[Start of Attachment]

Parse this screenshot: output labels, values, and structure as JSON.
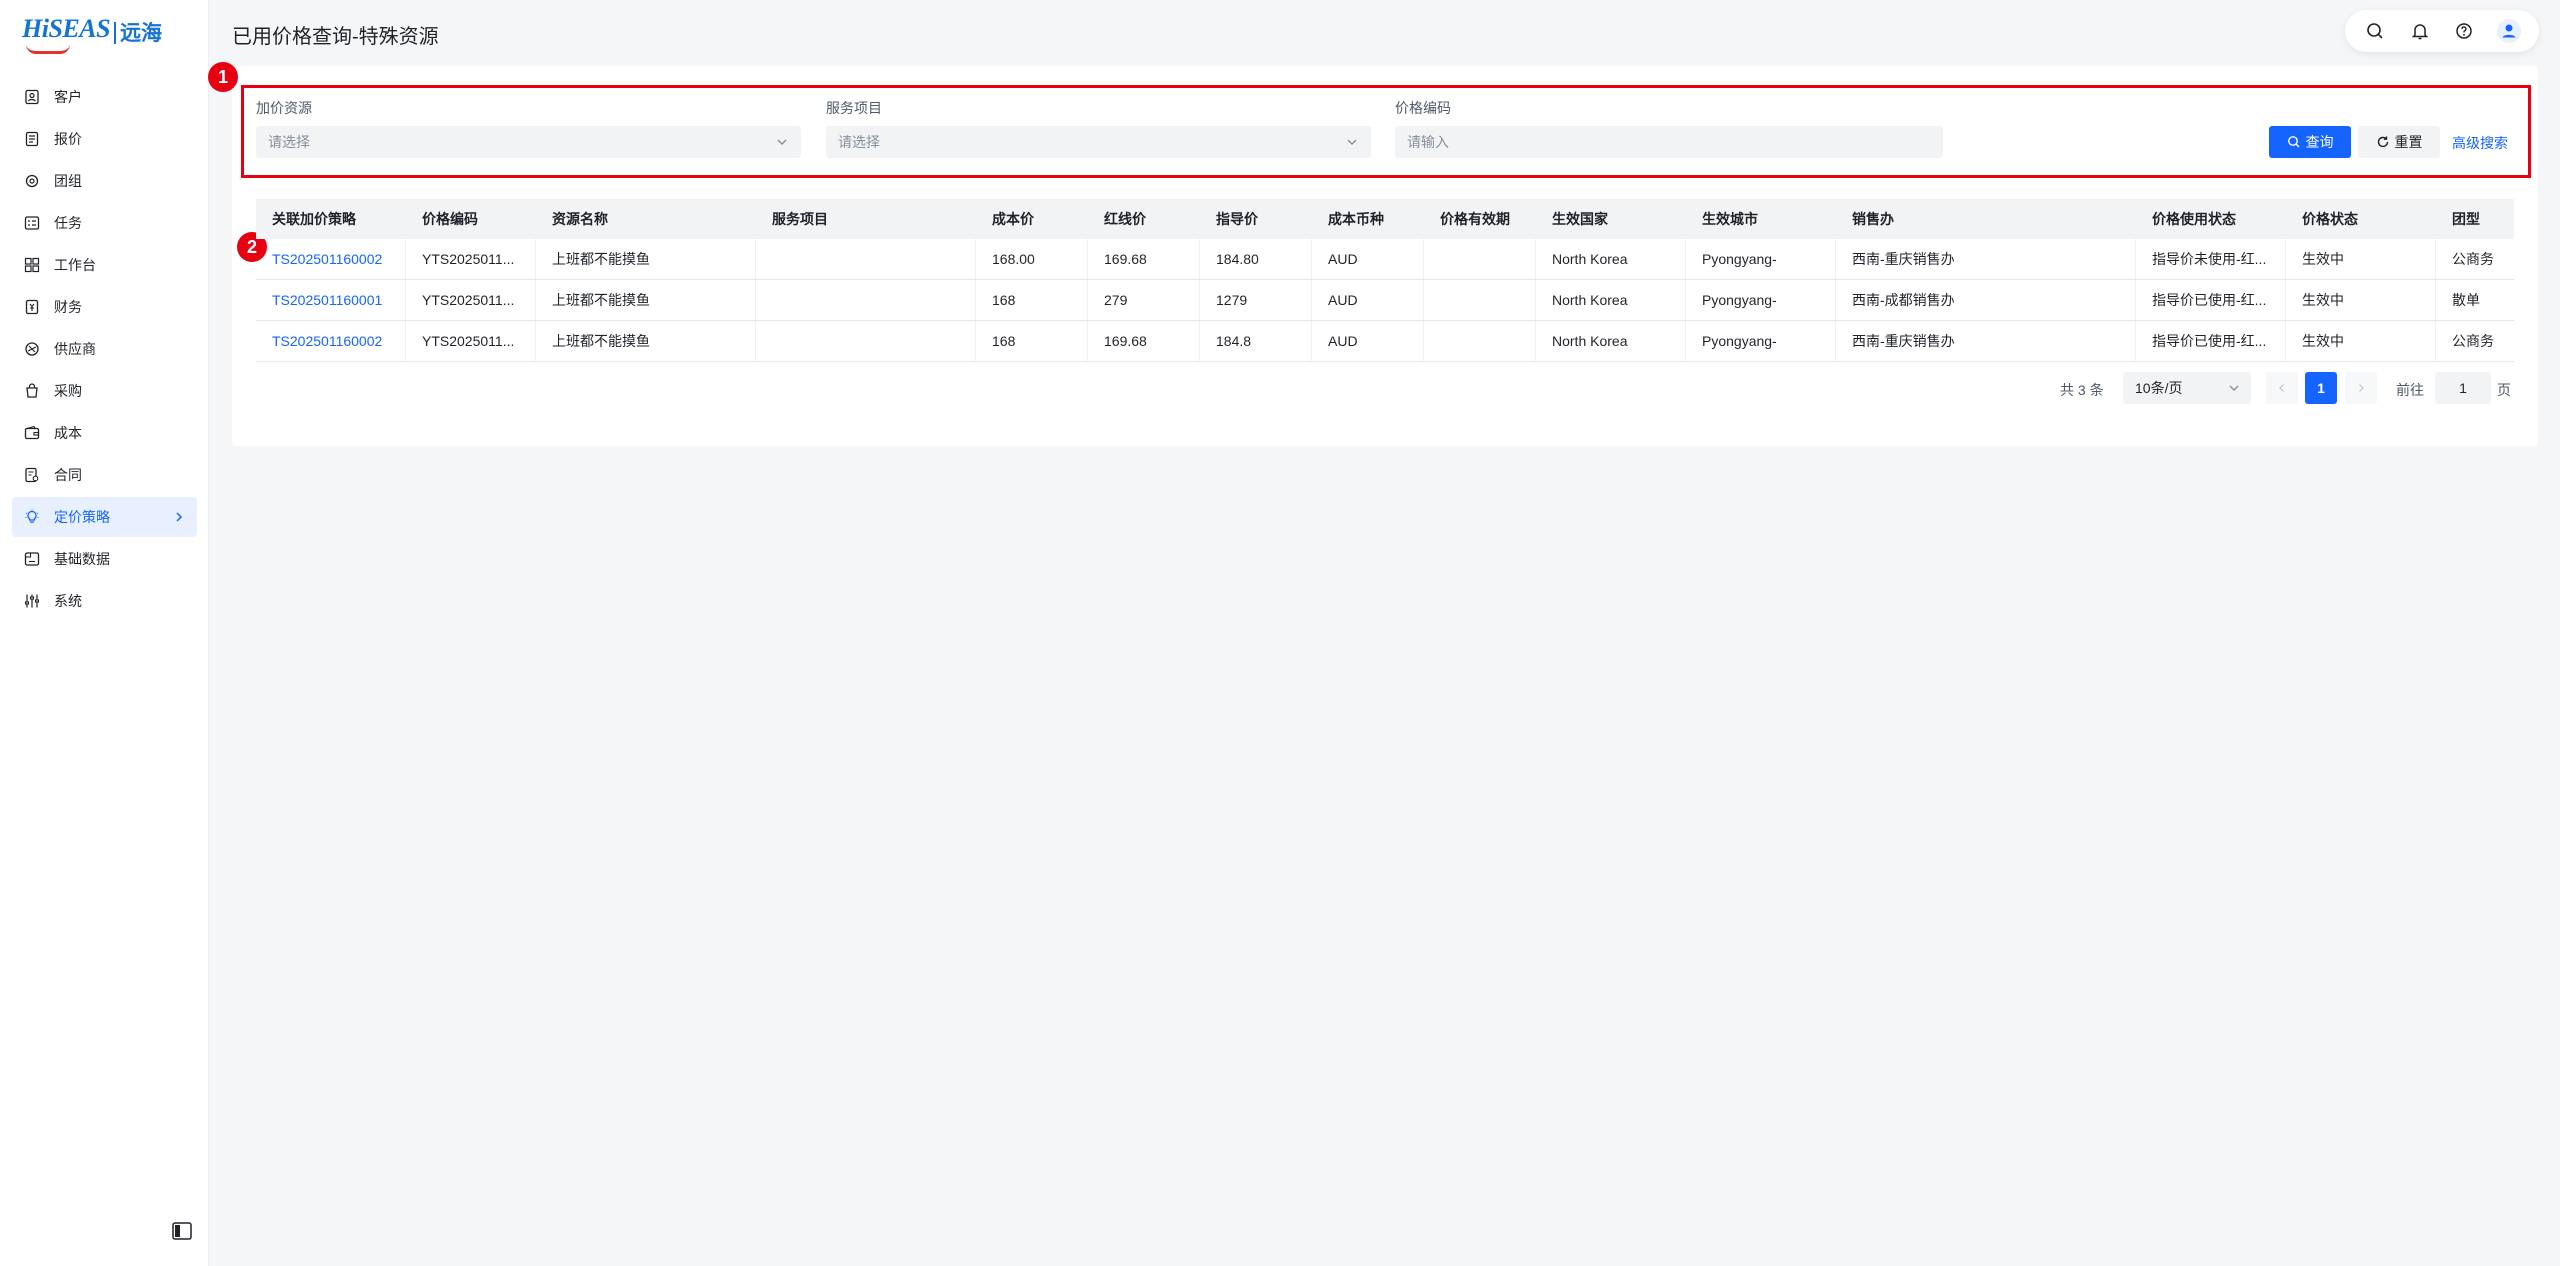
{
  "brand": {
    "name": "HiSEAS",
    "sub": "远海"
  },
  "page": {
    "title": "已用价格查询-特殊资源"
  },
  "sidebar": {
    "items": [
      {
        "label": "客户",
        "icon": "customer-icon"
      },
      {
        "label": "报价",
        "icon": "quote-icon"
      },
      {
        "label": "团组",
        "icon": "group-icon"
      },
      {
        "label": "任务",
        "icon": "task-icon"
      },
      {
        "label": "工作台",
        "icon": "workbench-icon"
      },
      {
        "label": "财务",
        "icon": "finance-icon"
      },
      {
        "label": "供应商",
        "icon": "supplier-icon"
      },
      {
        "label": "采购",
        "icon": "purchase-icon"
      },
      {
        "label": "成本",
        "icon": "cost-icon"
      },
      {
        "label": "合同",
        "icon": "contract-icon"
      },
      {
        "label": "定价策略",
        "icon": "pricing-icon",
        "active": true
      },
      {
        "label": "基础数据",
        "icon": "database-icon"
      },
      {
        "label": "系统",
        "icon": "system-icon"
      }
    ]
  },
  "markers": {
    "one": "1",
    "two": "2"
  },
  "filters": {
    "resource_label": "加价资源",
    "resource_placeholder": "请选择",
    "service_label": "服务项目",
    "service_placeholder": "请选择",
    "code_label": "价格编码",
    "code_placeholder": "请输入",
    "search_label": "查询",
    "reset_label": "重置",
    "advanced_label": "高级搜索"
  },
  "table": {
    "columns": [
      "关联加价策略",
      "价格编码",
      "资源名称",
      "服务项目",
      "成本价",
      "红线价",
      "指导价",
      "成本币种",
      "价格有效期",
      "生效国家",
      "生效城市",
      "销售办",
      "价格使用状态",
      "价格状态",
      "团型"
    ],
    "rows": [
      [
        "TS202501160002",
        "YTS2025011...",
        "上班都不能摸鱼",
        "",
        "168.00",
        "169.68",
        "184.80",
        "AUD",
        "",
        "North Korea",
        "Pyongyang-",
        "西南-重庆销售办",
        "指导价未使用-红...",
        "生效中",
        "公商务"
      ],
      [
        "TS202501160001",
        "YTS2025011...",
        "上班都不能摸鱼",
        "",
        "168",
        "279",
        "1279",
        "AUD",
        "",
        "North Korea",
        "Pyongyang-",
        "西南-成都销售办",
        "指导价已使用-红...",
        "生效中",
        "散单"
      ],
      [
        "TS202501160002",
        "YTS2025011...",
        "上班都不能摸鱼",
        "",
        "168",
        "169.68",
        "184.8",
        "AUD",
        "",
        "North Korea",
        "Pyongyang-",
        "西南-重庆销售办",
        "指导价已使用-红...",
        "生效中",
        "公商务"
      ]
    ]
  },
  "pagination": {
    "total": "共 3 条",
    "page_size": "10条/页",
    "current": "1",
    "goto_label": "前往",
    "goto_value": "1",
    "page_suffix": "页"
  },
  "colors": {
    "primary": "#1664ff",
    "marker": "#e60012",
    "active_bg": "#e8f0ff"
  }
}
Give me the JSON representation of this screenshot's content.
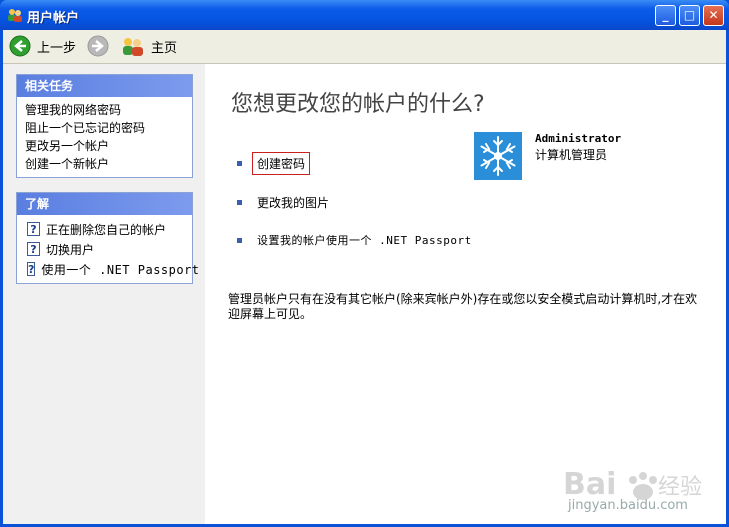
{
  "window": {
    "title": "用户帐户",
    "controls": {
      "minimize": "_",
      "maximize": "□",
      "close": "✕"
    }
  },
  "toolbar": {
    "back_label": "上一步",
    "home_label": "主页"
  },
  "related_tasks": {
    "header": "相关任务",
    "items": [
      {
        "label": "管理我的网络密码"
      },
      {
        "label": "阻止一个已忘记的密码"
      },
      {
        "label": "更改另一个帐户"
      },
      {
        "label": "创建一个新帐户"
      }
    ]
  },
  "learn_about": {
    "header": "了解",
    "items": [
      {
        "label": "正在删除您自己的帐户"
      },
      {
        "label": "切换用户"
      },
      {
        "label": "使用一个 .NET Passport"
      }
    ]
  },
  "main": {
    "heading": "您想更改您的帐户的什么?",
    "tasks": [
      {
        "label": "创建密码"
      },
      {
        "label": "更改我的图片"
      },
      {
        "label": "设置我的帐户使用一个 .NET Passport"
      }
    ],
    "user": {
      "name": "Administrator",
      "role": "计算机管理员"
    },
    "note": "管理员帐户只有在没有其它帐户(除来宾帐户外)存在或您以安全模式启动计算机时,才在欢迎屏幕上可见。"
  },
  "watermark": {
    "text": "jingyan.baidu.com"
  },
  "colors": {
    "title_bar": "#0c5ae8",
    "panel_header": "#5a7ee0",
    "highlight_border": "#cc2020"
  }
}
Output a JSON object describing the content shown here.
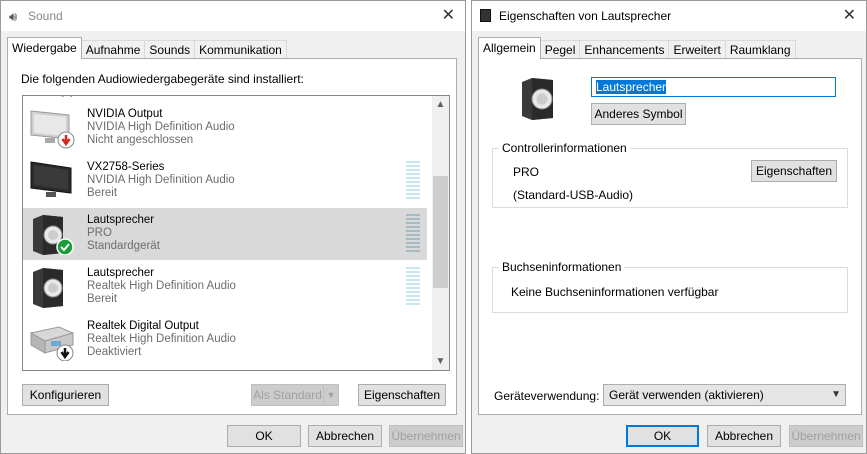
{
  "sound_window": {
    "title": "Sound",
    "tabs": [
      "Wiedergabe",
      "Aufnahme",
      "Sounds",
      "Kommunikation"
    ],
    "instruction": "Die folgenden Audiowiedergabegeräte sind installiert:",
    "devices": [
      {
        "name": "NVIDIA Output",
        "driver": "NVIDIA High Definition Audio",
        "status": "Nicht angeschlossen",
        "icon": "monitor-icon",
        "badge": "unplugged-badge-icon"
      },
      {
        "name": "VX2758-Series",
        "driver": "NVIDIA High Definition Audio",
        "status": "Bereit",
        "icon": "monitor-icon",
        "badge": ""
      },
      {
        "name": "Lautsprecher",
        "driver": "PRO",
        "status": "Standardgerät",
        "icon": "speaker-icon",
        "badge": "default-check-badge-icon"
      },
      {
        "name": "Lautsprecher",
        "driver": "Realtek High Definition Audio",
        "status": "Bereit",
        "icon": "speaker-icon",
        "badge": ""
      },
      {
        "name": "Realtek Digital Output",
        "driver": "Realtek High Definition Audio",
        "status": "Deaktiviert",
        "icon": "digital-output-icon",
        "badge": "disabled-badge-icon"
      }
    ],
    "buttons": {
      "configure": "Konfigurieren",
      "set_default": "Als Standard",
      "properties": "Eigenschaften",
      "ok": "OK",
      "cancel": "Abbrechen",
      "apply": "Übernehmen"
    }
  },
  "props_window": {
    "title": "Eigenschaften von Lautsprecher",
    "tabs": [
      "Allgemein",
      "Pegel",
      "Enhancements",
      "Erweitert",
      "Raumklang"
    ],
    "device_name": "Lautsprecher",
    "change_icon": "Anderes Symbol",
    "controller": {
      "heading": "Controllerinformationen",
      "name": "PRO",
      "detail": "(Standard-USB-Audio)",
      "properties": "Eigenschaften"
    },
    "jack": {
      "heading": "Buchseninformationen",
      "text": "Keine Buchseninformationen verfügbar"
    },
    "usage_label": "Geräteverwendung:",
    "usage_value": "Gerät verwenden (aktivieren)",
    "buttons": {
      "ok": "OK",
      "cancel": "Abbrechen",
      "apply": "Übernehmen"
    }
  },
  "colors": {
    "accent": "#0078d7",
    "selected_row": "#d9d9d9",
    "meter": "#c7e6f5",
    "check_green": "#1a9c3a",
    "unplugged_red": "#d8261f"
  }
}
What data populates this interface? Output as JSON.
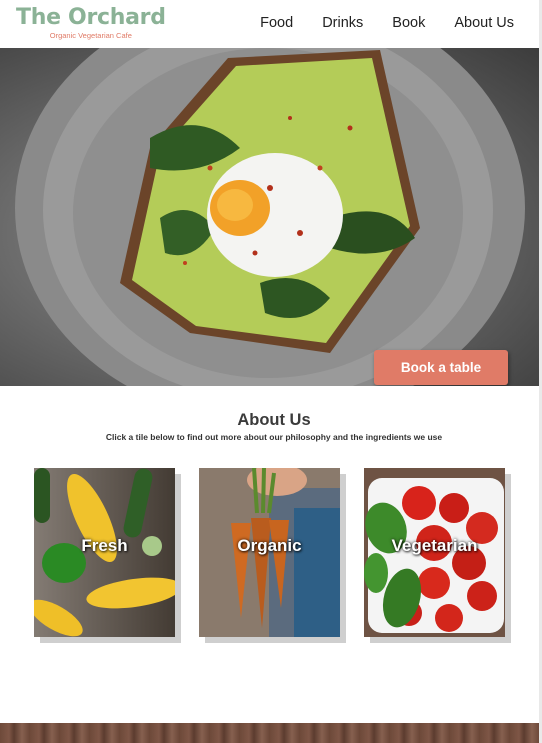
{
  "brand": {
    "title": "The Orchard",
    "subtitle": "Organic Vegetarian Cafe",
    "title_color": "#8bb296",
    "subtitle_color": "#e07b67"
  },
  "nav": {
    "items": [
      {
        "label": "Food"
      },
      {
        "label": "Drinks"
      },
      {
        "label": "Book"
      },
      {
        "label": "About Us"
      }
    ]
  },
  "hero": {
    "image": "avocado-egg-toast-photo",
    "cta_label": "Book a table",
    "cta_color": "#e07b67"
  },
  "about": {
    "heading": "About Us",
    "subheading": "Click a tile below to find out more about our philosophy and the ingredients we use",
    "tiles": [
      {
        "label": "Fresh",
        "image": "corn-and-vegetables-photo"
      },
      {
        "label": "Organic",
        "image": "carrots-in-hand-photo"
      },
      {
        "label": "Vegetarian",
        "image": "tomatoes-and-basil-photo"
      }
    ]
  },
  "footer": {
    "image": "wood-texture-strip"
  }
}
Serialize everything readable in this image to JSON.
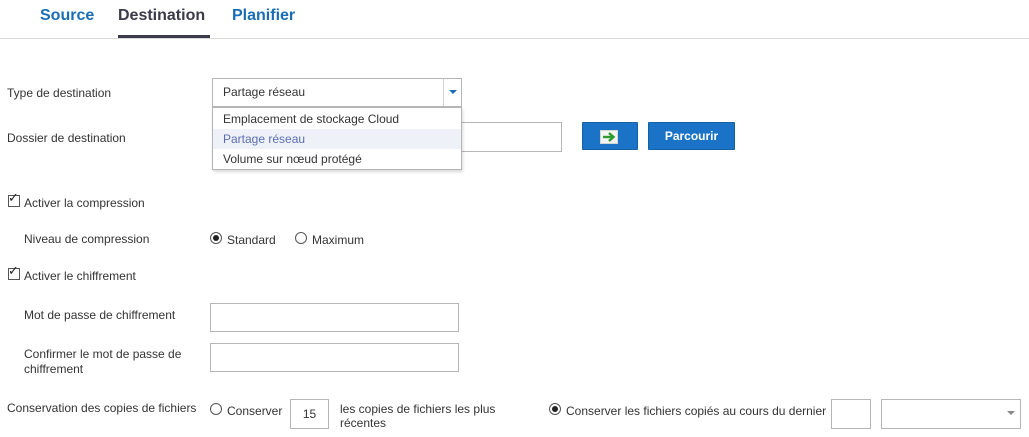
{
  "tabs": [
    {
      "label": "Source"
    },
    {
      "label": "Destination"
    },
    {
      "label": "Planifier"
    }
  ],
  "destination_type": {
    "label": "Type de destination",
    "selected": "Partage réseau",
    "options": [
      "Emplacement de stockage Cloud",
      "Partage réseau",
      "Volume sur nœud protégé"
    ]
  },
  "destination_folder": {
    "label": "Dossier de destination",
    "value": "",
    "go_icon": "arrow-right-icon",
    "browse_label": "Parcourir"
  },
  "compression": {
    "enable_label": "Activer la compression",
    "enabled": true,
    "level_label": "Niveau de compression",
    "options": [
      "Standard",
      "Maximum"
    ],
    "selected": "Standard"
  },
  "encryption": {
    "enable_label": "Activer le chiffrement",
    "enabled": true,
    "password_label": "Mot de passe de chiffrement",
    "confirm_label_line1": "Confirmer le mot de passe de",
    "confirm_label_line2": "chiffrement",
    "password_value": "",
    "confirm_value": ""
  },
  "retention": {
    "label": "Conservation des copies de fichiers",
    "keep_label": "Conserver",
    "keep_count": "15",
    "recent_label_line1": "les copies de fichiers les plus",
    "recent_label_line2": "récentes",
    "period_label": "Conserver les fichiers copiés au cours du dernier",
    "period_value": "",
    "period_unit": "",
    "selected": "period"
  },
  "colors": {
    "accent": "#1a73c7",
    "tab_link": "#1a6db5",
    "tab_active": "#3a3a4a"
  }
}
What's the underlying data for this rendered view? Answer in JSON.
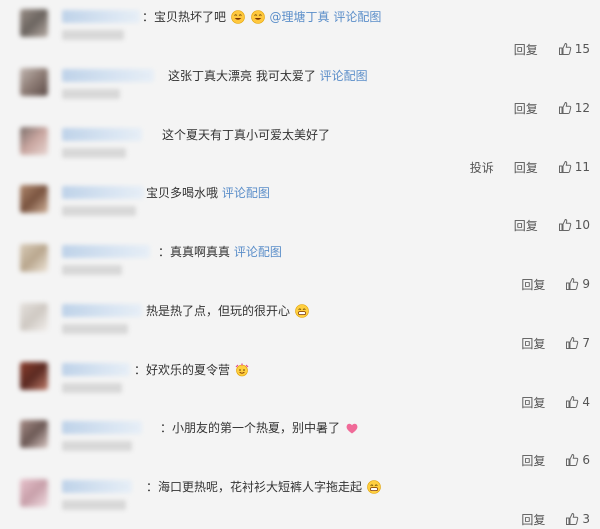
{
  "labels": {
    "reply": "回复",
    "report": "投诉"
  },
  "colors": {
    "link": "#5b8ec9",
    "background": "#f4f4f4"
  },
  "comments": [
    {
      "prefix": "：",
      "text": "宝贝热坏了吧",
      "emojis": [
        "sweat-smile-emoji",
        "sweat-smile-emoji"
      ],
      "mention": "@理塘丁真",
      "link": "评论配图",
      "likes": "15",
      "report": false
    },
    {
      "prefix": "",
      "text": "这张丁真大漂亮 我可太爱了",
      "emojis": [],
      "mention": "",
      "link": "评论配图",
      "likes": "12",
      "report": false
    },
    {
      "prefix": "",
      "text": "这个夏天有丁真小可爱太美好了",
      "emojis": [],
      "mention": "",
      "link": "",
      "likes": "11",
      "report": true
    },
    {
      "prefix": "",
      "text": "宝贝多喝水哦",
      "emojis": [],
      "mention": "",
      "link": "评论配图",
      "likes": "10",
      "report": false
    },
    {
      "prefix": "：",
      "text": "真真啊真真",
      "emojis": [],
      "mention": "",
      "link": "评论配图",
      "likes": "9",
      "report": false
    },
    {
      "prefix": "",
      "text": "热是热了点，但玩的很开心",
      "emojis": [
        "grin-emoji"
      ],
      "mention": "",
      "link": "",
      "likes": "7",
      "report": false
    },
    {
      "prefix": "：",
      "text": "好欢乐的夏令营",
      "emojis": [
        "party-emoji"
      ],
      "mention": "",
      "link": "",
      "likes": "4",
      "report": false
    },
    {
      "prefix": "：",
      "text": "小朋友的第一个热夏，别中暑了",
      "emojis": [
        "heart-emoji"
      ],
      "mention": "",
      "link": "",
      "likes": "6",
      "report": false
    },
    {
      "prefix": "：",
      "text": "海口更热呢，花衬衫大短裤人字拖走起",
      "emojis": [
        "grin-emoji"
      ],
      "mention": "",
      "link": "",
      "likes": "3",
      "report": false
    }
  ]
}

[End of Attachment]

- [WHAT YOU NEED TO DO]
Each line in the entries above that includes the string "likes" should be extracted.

- [RESULT BELOW]
      "likes": "15",
      "likes": "12",
      "likes": "11",
      "likes": "10",
      "likes": "9",
      "likes": "7",
      "likes": "4",
      "likes": "6",
      "likes": "3",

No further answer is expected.